WASHINGTON (Reuters) - The United States has a simple answer for executives of European banks scratching their heads over whether it is now legal for them to do business with Iran: Just ask.
Any firm concerned whether a prospective business deal with Iran would be legal, Secretary of State John Kerry said before a meeting with British bankers in London last week, should call the U.S. agency in charge of sanctions, the Treasury Department’s Office of Foreign Assets Control, known as OFAC.
“It really shouldn’t be complicated,” he told reporters, according to a transcript of his comments. “It’s clearly defined, and when people have a question, we are available to answer those questions.”
If only it were that simple.
Sanctions lawyers say OFAC does not do enough to clear up the ambiguity caused by a maze of overlapping sanctions and exemptions. In interviews, nearly a dozen attorneys who regularly deal with the agency said the recommendations they receive are often vague and noncommittal.
The United States reached a deal with Iran last July that lifts some sanctions in return for curbs on its nuclear program, including letting non-U.S. banks operate in Iran. But it maintains restrictions based on terrorism and human rights concerns, and U.S. banks are still forbidden to do business with Iran.
The resulting uncertainty is contributing to companies’ reluctance to restart or launch relationships with Iran. Firms have also been reluctant to return to Cuba and Myanmar, two other countries subject to U.S. sanctions.
U.S. sanctions programs, enacted via legislation or executive order, are intended to be coercive economic tools, not regulatory hurdles, and the ambiguity often serves to heighten the impact of sanctions by scaring businesses away from America’s foes.
The remaining sanctions on Iran bar transactions with the Islamic Revolutionary Guard Corps, and with more than 200 other groups or individuals categorized as designated entities or specially designated nationals. Organizations owned by the IRGC, as well as by the other individuals or companies, are off-limits to any bank that wants access to the U.S. financial system.

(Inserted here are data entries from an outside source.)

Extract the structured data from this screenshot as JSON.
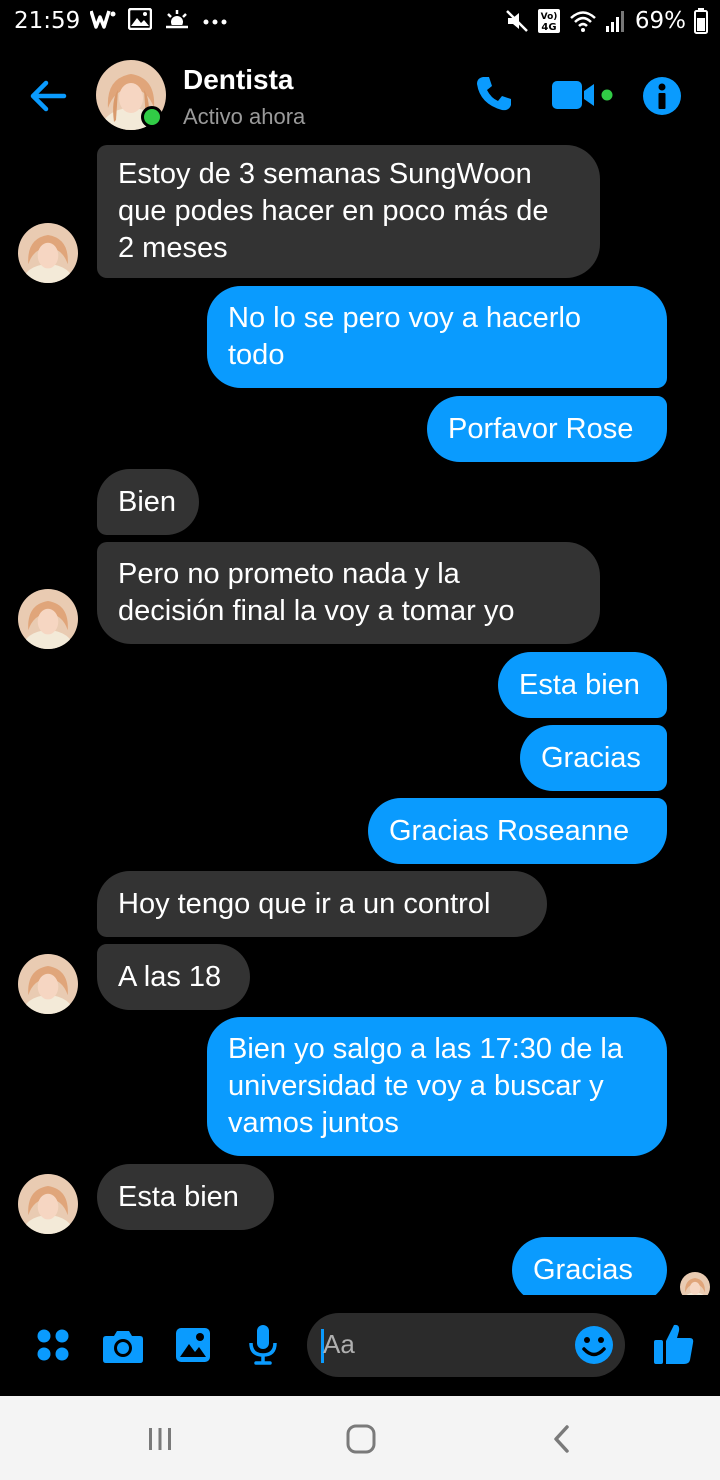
{
  "status_bar": {
    "time": "21:59",
    "battery": "69%",
    "network": "Vo) 4G"
  },
  "header": {
    "name": "Dentista",
    "status": "Activo ahora"
  },
  "messages": [
    {
      "dir": "in",
      "lines": [
        "Estoy de 3 semanas SungWoon",
        "que podes hacer en poco más de",
        "2 meses"
      ]
    },
    {
      "dir": "out",
      "lines": [
        "No lo se pero voy a hacerlo",
        "todo"
      ]
    },
    {
      "dir": "out",
      "lines": [
        "Porfavor Rose"
      ]
    },
    {
      "dir": "in",
      "lines": [
        "Bien"
      ]
    },
    {
      "dir": "in",
      "lines": [
        "Pero no prometo nada y la",
        "decisión final la voy a tomar yo"
      ]
    },
    {
      "dir": "out",
      "lines": [
        "Esta bien"
      ]
    },
    {
      "dir": "out",
      "lines": [
        "Gracias"
      ]
    },
    {
      "dir": "out",
      "lines": [
        "Gracias Roseanne"
      ]
    },
    {
      "dir": "in",
      "lines": [
        "Hoy tengo que ir a un control"
      ]
    },
    {
      "dir": "in",
      "lines": [
        "A las 18"
      ]
    },
    {
      "dir": "out",
      "lines": [
        "Bien yo salgo a las 17:30 de la",
        "universidad te voy a buscar y",
        "vamos juntos"
      ]
    },
    {
      "dir": "in",
      "lines": [
        "Esta bien"
      ]
    },
    {
      "dir": "out",
      "lines": [
        "Gracias"
      ]
    }
  ],
  "composer": {
    "placeholder": "Aa"
  },
  "colors": {
    "accent": "#0a9bfe",
    "incoming_bubble": "#333333",
    "background": "#000000",
    "online": "#31cc46"
  },
  "icons": [
    "back-arrow-icon",
    "phone-icon",
    "video-camera-icon",
    "info-icon",
    "apps-icon",
    "camera-icon",
    "image-icon",
    "microphone-icon",
    "emoji-icon",
    "thumbs-up-icon",
    "recent-apps-icon",
    "home-icon",
    "back-icon"
  ]
}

“Banks in Europe are allowed to open accounts for Iran; banks in Europe are allowed to do business; banks in Europe can fund programs, lend money,” Kerry said. “That’s absolutely open for business as long as it’s not a designated entity. Period. Very simple.”
Since some sanctions were lifted, Iran has agreed to deals worth a total of at least $37 billion in sectors such as construction, aviation and car manufacturing, with companies including planemaker Airbus, carmaker Peugeot and Italian steel firm Danieli. Dozens of other companies have said they are in talks or have signed provisional agreements with Iranian partners.
But lawyers say those deals will be difficult or impossible to carry out if large European banks refuse to finance them or transfer money in and out of the country, for fear that doing so might violate the remaining sanctions or that the restrictions might “snap back” if Iran violates the nuclear agreement.
Part of the problem is that knowing if a company or person is blacklisted or owned by a blacklisted person or company is difficult in a place such as Iran, attorneys said.
“The problem is the IRGC doesn’t walk out there waving a flag and saying, ‘Hey, I own 51.4 percent of this company; don’t deal with me,'” said Aaron Hutman, a sanctions attorney at Pillsbury in Washington. “The banks are being asked to deal in a world where you have very sophisticated players who over the course of years of sanctions have become very good at hiding themselves.”
With some of the sanctions on Iran, Cuba and Myanmar now being rolled back, OFAC finds itself in an unfamiliar role as a regulator of trade with countries where America is seeking to mend relations.
The Treasury Department declined an interview request, but a spokeswoman said in an emailed statement that government officials have traveled to at least 18 countries to talk about Iran and held roundtables with banks “to clarify their specific concerns.”
A State Department spokesman said in a statement that since the Iran nuclear deal was reached last July, officials have engaged with financial firms, foreign governments and the public to make clear what sanctions would be lifted and who would be removed from the U.S. blacklist.
Farhad Alavi, a sanctions attorney at Akrivis Law Group in Washington, said he often can get some sense of whether a transaction would be allowed by calling OFAC’s hotline. But getting written guidance on whether a transaction would constitute assisting in the violation of sanctions – called facilitation – can take a year or more, he said.
In one instance, Alavi said it took him a full year and a half to receive permission to speak to an Iranian media outlet.
“There is just this bottleneck caused by OFAC’s inability to respond quickly because of the flood of applications and inquiries,” he said.
Banks often need such written assurances to conduct transactions tied even indirectly to Iran. A lengthy wait means the window for a business opportunity is likely to close before a response comes through.
“The banks have to hear something along the lines of ‘If you act in good faith, you can expect that we are not going to engage in any heavy-handed enforcement,'” Hutman said. “That’s not the message you get. The message you get is, ‘We plan to vigorously enforce our Iran-related laws.'”
Additional reporting by Arshad Mohammed; Editing by John Walcott and Leslie Adler